The ADAA (Anxiety & Depression Association of America) is offering a FREE webinar on Thursday, September 8. The topic is “How to Help Depressed and Suicidal Teenagers”.
“Rates of depression as well as suicidal and non-suicidal self-injury are surprisingly common among adolescents. Dr. Alec Miller will describe treatments that exist for them in clinical and school settings.”
This webinar series is intended for the general public. Details HERE.

Mental Illness and College

A Diagnosis of Mental Illness Need Not End a College Career
A recent survey reports that 47% of adults living with schizophrenia drop out of college, compared to the 27% college dropout rate in the U.S. overall.  Another study reports that students diagnosed with bipolar disorder are 70% more likely to drop out of college than students with no psychiatric diagnosis.
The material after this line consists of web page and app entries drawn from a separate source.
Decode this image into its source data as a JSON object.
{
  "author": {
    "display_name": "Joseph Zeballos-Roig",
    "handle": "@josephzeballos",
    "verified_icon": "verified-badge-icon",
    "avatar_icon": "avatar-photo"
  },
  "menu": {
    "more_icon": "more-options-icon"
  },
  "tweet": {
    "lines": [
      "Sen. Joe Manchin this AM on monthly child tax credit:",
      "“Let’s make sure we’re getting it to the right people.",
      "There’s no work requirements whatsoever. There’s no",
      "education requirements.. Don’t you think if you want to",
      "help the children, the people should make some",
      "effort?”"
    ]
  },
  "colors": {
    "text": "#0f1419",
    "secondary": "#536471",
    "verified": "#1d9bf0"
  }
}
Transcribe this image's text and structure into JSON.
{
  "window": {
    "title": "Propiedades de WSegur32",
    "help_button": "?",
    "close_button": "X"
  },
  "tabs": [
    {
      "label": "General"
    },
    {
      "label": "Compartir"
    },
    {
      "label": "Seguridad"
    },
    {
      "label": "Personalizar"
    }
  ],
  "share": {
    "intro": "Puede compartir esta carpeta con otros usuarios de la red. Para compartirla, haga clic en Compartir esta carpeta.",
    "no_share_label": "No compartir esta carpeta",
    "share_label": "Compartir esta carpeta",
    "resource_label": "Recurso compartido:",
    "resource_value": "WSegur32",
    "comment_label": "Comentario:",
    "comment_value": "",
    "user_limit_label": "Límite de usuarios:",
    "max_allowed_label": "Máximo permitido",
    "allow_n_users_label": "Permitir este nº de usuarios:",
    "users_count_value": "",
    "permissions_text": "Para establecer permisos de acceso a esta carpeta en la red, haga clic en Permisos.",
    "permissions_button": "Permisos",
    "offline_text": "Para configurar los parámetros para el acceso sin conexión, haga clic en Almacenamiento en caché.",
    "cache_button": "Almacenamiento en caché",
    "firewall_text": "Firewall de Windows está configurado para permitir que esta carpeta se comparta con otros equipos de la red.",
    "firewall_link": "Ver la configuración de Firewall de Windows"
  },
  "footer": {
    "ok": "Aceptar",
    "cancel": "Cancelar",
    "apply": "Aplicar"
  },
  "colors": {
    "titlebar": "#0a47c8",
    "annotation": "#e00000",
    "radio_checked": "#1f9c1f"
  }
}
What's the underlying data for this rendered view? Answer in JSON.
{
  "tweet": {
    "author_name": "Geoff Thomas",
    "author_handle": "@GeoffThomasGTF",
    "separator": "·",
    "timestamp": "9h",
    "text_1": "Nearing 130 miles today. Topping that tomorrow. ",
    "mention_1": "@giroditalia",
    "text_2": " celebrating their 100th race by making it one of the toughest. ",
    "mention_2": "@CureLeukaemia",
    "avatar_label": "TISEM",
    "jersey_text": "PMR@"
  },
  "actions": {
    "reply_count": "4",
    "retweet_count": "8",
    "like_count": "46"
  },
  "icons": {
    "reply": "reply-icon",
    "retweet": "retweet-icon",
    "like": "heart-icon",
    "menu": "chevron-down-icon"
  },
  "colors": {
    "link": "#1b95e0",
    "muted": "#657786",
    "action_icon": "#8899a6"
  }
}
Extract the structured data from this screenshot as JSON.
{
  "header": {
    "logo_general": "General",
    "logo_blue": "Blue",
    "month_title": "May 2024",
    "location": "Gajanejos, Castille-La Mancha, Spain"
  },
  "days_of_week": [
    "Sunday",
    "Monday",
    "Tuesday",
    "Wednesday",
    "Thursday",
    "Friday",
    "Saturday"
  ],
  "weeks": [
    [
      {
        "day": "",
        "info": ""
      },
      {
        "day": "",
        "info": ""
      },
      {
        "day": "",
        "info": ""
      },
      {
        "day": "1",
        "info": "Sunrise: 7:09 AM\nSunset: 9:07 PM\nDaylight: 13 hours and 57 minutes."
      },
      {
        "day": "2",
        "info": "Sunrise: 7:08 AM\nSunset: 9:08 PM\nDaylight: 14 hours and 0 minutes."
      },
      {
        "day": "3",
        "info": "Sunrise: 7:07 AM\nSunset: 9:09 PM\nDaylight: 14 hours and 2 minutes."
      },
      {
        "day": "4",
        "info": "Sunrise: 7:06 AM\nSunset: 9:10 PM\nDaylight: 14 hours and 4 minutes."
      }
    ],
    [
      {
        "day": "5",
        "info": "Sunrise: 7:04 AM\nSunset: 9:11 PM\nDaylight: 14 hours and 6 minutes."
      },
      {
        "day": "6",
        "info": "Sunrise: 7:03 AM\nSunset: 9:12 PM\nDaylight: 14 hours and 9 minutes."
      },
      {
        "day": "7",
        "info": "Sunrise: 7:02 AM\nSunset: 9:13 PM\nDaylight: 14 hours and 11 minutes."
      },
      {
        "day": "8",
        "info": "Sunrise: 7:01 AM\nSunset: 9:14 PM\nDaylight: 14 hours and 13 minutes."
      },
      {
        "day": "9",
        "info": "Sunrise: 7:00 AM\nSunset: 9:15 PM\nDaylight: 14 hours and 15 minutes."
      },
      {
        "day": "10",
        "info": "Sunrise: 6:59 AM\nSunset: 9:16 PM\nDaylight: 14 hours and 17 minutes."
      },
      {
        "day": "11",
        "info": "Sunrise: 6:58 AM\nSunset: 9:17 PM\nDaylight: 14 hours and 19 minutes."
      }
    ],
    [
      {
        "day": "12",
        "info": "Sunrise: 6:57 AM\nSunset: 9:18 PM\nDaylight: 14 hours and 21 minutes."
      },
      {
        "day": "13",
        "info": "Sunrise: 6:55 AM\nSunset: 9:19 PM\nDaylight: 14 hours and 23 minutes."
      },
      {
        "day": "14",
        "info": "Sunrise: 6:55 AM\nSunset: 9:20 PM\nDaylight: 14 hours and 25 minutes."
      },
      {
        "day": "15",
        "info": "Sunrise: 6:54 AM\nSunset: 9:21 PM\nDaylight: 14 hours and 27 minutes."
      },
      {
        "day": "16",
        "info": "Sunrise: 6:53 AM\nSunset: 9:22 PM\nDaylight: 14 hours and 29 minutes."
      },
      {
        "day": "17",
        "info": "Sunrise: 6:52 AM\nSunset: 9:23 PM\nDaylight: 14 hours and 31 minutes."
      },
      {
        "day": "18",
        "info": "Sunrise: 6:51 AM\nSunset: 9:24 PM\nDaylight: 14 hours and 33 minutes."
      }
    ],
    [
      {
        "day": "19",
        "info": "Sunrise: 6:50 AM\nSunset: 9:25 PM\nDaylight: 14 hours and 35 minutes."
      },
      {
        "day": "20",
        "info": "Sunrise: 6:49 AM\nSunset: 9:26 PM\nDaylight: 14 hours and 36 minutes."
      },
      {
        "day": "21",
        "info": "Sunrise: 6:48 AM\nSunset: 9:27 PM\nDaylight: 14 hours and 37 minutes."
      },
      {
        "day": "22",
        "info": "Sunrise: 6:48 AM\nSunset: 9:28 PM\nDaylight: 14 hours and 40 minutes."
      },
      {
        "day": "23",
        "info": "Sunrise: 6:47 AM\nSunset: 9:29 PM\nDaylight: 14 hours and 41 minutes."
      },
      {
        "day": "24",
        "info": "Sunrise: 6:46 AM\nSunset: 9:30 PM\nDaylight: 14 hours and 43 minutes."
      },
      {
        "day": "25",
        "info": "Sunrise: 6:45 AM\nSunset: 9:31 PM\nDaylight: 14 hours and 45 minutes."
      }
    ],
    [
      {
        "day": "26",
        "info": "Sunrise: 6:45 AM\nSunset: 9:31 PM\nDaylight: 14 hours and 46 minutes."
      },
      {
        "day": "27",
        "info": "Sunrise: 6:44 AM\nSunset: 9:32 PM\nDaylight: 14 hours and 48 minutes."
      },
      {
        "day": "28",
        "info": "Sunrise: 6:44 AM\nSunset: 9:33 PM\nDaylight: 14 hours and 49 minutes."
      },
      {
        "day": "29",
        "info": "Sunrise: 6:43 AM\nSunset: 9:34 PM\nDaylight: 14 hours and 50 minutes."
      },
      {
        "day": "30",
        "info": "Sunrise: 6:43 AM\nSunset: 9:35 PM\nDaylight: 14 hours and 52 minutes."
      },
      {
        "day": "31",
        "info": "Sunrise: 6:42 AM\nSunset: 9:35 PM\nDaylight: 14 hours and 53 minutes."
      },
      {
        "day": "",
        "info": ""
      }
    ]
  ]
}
My son was diagnosed with schizophrenia in his junior year of college. I was devastated by what I perceived to be the loss of hope for his future, but he was determined to return to school and complete his degree. His university, which had been eager to help him withdraw when he became ill, was most unwilling to help him re-enroll after his symptoms were under control. When I called the Disability Services Office for help, a staff member told me, “Your son got in trouble…” I responded, “My son did not get in trouble, my son got sick.”
This kind of negative attitude from a university is tragic. Many young people with schizophrenia or other serious mental health conditions are perfectly capable of completing a college education. There is no reason for universities to discriminate against students living with mental illness—in fact, such discrimination is against the law.
Read entire article at NAMI.org